__Problem requirements__
Apart from the pictures, output all of the records exactly.
+++
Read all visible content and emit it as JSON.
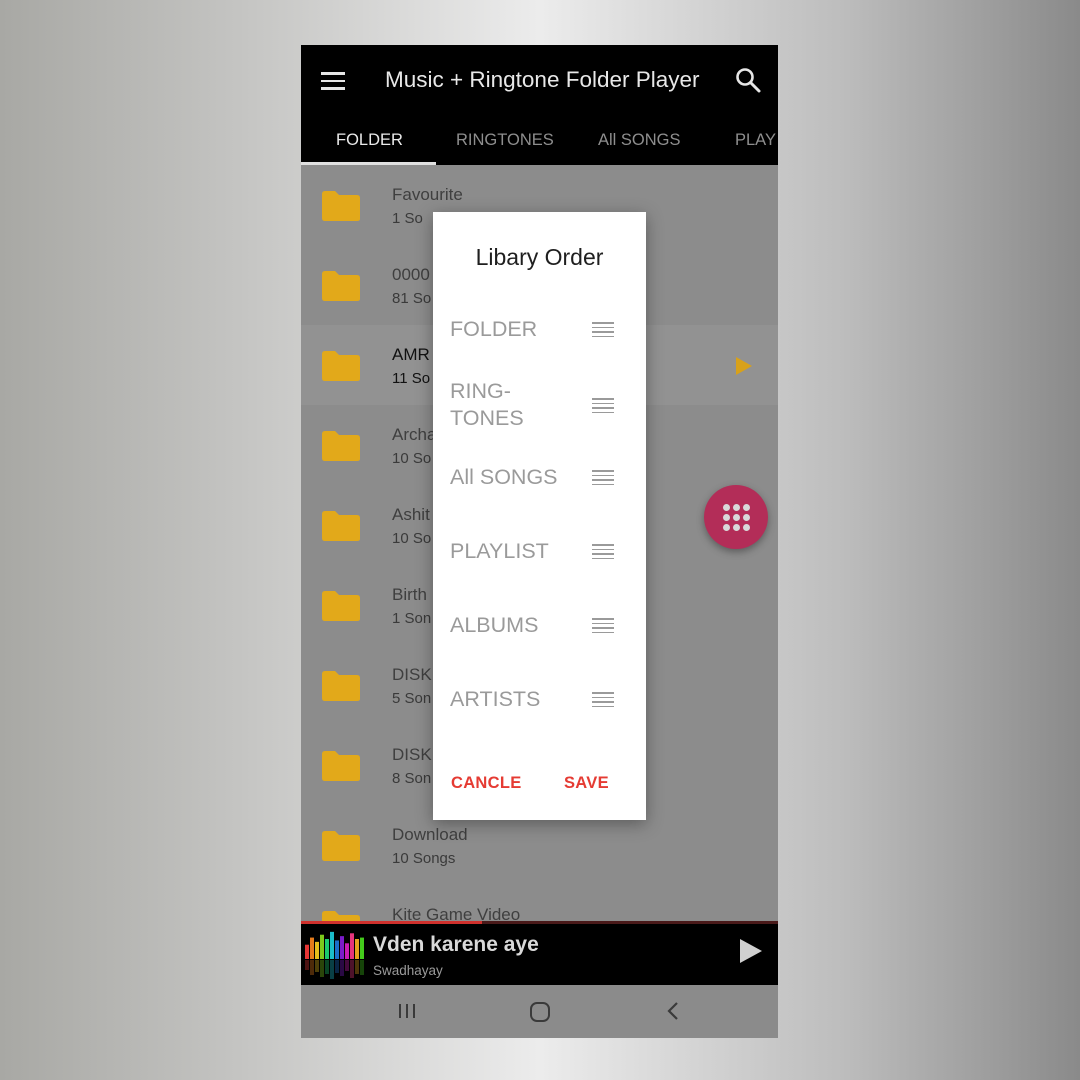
{
  "app": {
    "title": "Music + Ringtone Folder Player"
  },
  "tabs": [
    {
      "label": "FOLDER",
      "active": true
    },
    {
      "label": "RINGTONES",
      "active": false
    },
    {
      "label": "All SONGS",
      "active": false
    },
    {
      "label": "PLAY",
      "active": false
    }
  ],
  "folders": [
    {
      "name": "Favourite",
      "count": "1   So"
    },
    {
      "name": "0000",
      "count": "81 So"
    },
    {
      "name": "AMR",
      "count": "11 So",
      "playing": true
    },
    {
      "name": "Archa",
      "count": "10 So"
    },
    {
      "name": "Ashit",
      "count": "10 So"
    },
    {
      "name": "Birth",
      "count": "1 Son"
    },
    {
      "name": "DISK",
      "count": "5 Son"
    },
    {
      "name": "DISK",
      "count": "8 Son"
    },
    {
      "name": "Download",
      "count": "10 Songs"
    },
    {
      "name": "Kite Game Video",
      "count": ""
    }
  ],
  "now_playing": {
    "title": "Vden karene aye",
    "artist": "Swadhayay",
    "progress": 0.38
  },
  "dialog": {
    "title": "Libary Order",
    "items": [
      "FOLDER",
      "RING-\nTONES",
      "All SONGS",
      "PLAYLIST",
      "ALBUMS",
      "ARTISTS"
    ],
    "cancel_label": "CANCLE",
    "save_label": "SAVE"
  },
  "colors": {
    "accent_red": "#e53b33",
    "fab_pink": "#b32d58",
    "folder_yellow": "#e2a91a",
    "play_yellow": "#d8a11a"
  },
  "icons": {
    "menu": "hamburger-icon",
    "search": "search-icon",
    "folder": "folder-icon",
    "play": "play-icon",
    "fab": "dialpad-icon",
    "drag": "drag-handle-icon",
    "nav_recents": "recents-icon",
    "nav_home": "home-icon",
    "nav_back": "back-icon"
  }
}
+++
__Solution to this task__
Read all visible content and emit it as JSON.
{
  "app": {
    "title": "Music + Ringtone Folder Player"
  },
  "tabs": [
    {
      "label": "FOLDER",
      "active": true
    },
    {
      "label": "RINGTONES",
      "active": false
    },
    {
      "label": "All SONGS",
      "active": false
    },
    {
      "label": "PLAY",
      "active": false
    }
  ],
  "folders": [
    {
      "name": "Favourite",
      "count": "1   So"
    },
    {
      "name": "0000",
      "count": "81 So"
    },
    {
      "name": "AMR",
      "count": "11 So",
      "playing": true
    },
    {
      "name": "Archa",
      "count": "10 So"
    },
    {
      "name": "Ashit",
      "count": "10 So"
    },
    {
      "name": "Birth",
      "count": "1 Son"
    },
    {
      "name": "DISK",
      "count": "5 Son"
    },
    {
      "name": "DISK",
      "count": "8 Son"
    },
    {
      "name": "Download",
      "count": "10 Songs"
    },
    {
      "name": "Kite Game Video",
      "count": ""
    }
  ],
  "now_playing": {
    "title": "Vden karene aye",
    "artist": "Swadhayay",
    "progress": 0.38
  },
  "dialog": {
    "title": "Libary Order",
    "items": [
      "FOLDER",
      "RING-\nTONES",
      "All SONGS",
      "PLAYLIST",
      "ALBUMS",
      "ARTISTS"
    ],
    "cancel_label": "CANCLE",
    "save_label": "SAVE"
  },
  "colors": {
    "accent_red": "#e53b33",
    "fab_pink": "#b32d58",
    "folder_yellow": "#e2a91a",
    "play_yellow": "#d8a11a"
  },
  "icons": {
    "menu": "hamburger-icon",
    "search": "search-icon",
    "folder": "folder-icon",
    "play": "play-icon",
    "fab": "dialpad-icon",
    "drag": "drag-handle-icon",
    "nav_recents": "recents-icon",
    "nav_home": "home-icon",
    "nav_back": "back-icon"
  }
}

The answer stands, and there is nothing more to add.